Dr Christophe B. Michel – University of Stirling
Computational Neurosciences and Vestibular Electrophysiology
Previous experimental data indicates the hyperpolarization-activated cation (Ih) current, in the inner ear, consists of two components
(different HCN subunits) which are impossible to pharmacologically isolate.
We have first determined the ability of a recent identification algorithm to discriminate the parameters of currents composed by two components on simulated data.
We then applied this algorithm to Ih current recordings from mouse vestibular ganglion neurons. The algorithm revealed the presence of a
high-voltage-activated slow component and a low-voltage-activated fast component.

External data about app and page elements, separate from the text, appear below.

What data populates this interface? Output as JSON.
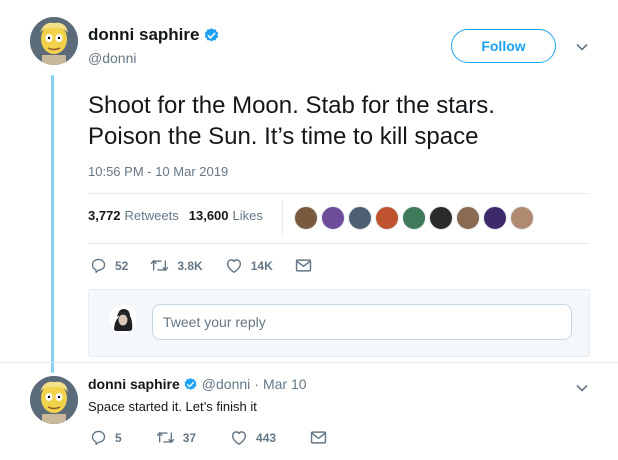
{
  "main_tweet": {
    "display_name": "donni saphire",
    "handle": "@donni",
    "follow_label": "Follow",
    "text_line1": "Shoot for the Moon. Stab for the stars.",
    "text_line2": "Poison the Sun. It’s time to kill space",
    "timestamp": "10:56 PM - 10 Mar 2019",
    "stats": {
      "retweets_count": "3,772",
      "retweets_label": "Retweets",
      "likes_count": "13,600",
      "likes_label": "Likes"
    },
    "liker_avatar_colors": [
      "#7a5a3c",
      "#6d4c9a",
      "#4d5f70",
      "#c0532f",
      "#3f7a5a",
      "#2b2b2b",
      "#8a6a50",
      "#3d2a6b",
      "#b08a70"
    ],
    "actions": {
      "reply_count": "52",
      "retweet_count": "3.8K",
      "like_count": "14K"
    }
  },
  "reply_composer": {
    "placeholder": "Tweet your reply"
  },
  "reply_tweet": {
    "display_name": "donni saphire",
    "handle": "@donni",
    "separator": "·",
    "time": "Mar 10",
    "text": "Space started it. Let’s finish it",
    "actions": {
      "reply_count": "5",
      "retweet_count": "37",
      "like_count": "443"
    }
  },
  "colors": {
    "accent": "#1da1f2",
    "thread_line": "#8ad0f5",
    "muted_text": "#657786"
  },
  "icons": [
    "verified-badge-icon",
    "chevron-down-icon",
    "reply-icon",
    "retweet-icon",
    "like-icon",
    "message-icon"
  ]
}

Finally, the electrophysiological significance of these two Ih components was tested individually in computational vestibular ganglion neuron models (sustained and transient), in the control case and in the presence of cAMP, an intracellular cyclic nucleotide that modulates HCN channel activity.
School of Computing Science & Digital Media, Robert Gordon University, Sir Ian Wood Building, Garthdee, Aberdeen, Conference Room N117, 12:00 – 13:00.